SOURCE MATERIAL >>

---------------

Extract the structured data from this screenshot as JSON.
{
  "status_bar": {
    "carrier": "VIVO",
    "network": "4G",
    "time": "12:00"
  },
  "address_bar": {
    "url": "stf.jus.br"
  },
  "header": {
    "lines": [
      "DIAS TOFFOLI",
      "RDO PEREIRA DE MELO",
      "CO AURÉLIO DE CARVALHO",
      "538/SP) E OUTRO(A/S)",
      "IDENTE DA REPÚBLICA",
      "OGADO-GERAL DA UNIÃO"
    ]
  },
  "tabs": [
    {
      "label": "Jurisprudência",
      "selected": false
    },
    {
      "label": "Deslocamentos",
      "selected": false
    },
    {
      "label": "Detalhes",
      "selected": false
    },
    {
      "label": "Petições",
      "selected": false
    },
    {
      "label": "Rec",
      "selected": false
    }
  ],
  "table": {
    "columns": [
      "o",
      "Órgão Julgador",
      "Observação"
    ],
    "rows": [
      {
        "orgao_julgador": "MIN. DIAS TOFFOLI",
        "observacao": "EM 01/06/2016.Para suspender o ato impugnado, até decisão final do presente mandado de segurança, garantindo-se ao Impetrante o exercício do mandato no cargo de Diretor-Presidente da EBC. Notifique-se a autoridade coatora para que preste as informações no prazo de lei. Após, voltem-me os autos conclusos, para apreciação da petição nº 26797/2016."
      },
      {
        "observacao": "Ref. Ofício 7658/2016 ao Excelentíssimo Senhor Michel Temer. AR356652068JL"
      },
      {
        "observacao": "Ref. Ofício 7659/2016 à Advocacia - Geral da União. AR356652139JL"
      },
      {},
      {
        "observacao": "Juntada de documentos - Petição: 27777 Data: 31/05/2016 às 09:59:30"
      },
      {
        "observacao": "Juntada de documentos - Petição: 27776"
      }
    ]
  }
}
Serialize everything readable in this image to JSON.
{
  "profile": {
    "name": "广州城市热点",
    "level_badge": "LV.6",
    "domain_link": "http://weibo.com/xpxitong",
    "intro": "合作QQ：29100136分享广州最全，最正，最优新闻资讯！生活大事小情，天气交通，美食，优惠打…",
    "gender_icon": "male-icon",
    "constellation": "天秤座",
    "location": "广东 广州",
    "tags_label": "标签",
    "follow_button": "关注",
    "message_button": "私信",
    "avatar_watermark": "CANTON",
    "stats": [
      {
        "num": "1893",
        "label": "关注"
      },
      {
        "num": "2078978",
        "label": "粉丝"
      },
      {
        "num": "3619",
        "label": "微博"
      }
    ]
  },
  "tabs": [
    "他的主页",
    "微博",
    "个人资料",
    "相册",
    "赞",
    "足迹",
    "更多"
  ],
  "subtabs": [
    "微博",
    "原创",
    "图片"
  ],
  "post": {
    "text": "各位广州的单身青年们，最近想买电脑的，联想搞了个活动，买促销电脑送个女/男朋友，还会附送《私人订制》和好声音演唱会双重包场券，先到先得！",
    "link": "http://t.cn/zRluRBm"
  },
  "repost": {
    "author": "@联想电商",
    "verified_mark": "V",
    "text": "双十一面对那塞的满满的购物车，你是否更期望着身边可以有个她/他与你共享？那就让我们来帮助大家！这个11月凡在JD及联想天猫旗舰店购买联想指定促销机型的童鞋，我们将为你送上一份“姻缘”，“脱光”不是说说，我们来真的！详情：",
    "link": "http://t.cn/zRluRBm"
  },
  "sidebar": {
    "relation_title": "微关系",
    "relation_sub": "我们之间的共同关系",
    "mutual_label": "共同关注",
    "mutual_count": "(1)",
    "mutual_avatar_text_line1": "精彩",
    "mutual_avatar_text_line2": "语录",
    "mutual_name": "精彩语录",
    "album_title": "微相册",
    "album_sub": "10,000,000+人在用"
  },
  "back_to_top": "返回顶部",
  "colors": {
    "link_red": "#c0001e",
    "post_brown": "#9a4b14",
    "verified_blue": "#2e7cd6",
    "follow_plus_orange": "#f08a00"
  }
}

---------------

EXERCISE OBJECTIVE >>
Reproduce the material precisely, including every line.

TASK ANSWER >>
Extract the structured data from this screenshot as JSON.
{
  "status_bar": {
    "carrier": "VIVO",
    "network": "4G",
    "time": "12:00"
  },
  "address_bar": {
    "url": "stf.jus.br"
  },
  "header": {
    "lines": [
      "DIAS TOFFOLI",
      "RDO PEREIRA DE MELO",
      "CO AURÉLIO DE CARVALHO",
      "538/SP) E OUTRO(A/S)",
      "IDENTE DA REPÚBLICA",
      "OGADO-GERAL DA UNIÃO"
    ]
  },
  "tabs": [
    {
      "label": "Jurisprudência",
      "selected": false
    },
    {
      "label": "Deslocamentos",
      "selected": false
    },
    {
      "label": "Detalhes",
      "selected": false
    },
    {
      "label": "Petições",
      "selected": false
    },
    {
      "label": "Rec",
      "selected": false
    }
  ],
  "table": {
    "columns": [
      "o",
      "Órgão Julgador",
      "Observação"
    ],
    "rows": [
      {
        "orgao_julgador": "MIN. DIAS TOFFOLI",
        "observacao": "EM 01/06/2016.Para suspender o ato impugnado, até decisão final do presente mandado de segurança, garantindo-se ao Impetrante o exercício do mandato no cargo de Diretor-Presidente da EBC. Notifique-se a autoridade coatora para que preste as informações no prazo de lei. Após, voltem-me os autos conclusos, para apreciação da petição nº 26797/2016."
      },
      {
        "observacao": "Ref. Ofício 7658/2016 ao Excelentíssimo Senhor Michel Temer. AR356652068JL"
      },
      {
        "observacao": "Ref. Ofício 7659/2016 à Advocacia - Geral da União. AR356652139JL"
      },
      {},
      {
        "observacao": "Juntada de documentos - Petição: 27777 Data: 31/05/2016 às 09:59:30"
      },
      {
        "observacao": "Juntada de documentos - Petição: 27776"
      }
    ]
  }
}
Serialize everything readable in this image to JSON.
{
  "profile": {
    "name": "广州城市热点",
    "level_badge": "LV.6",
    "domain_link": "http://weibo.com/xpxitong",
    "intro": "合作QQ：29100136分享广州最全，最正，最优新闻资讯！生活大事小情，天气交通，美食，优惠打…",
    "gender_icon": "male-icon",
    "constellation": "天秤座",
    "location": "广东 广州",
    "tags_label": "标签",
    "follow_button": "关注",
    "message_button": "私信",
    "avatar_watermark": "CANTON",
    "stats": [
      {
        "num": "1893",
        "label": "关注"
      },
      {
        "num": "2078978",
        "label": "粉丝"
      },
      {
        "num": "3619",
        "label": "微博"
      }
    ]
  },
  "tabs": [
    "他的主页",
    "微博",
    "个人资料",
    "相册",
    "赞",
    "足迹",
    "更多"
  ],
  "subtabs": [
    "微博",
    "原创",
    "图片"
  ],
  "post": {
    "text": "各位广州的单身青年们，最近想买电脑的，联想搞了个活动，买促销电脑送个女/男朋友，还会附送《私人订制》和好声音演唱会双重包场券，先到先得！",
    "link": "http://t.cn/zRluRBm"
  },
  "repost": {
    "author": "@联想电商",
    "verified_mark": "V",
    "text": "双十一面对那塞的满满的购物车，你是否更期望着身边可以有个她/他与你共享？那就让我们来帮助大家！这个11月凡在JD及联想天猫旗舰店购买联想指定促销机型的童鞋，我们将为你送上一份“姻缘”，“脱光”不是说说，我们来真的！详情：",
    "link": "http://t.cn/zRluRBm"
  },
  "sidebar": {
    "relation_title": "微关系",
    "relation_sub": "我们之间的共同关系",
    "mutual_label": "共同关注",
    "mutual_count": "(1)",
    "mutual_avatar_text_line1": "精彩",
    "mutual_avatar_text_line2": "语录",
    "mutual_name": "精彩语录",
    "album_title": "微相册",
    "album_sub": "10,000,000+人在用"
  },
  "back_to_top": "返回顶部",
  "colors": {
    "link_red": "#c0001e",
    "post_brown": "#9a4b14",
    "verified_blue": "#2e7cd6",
    "follow_plus_orange": "#f08a00"
  }
}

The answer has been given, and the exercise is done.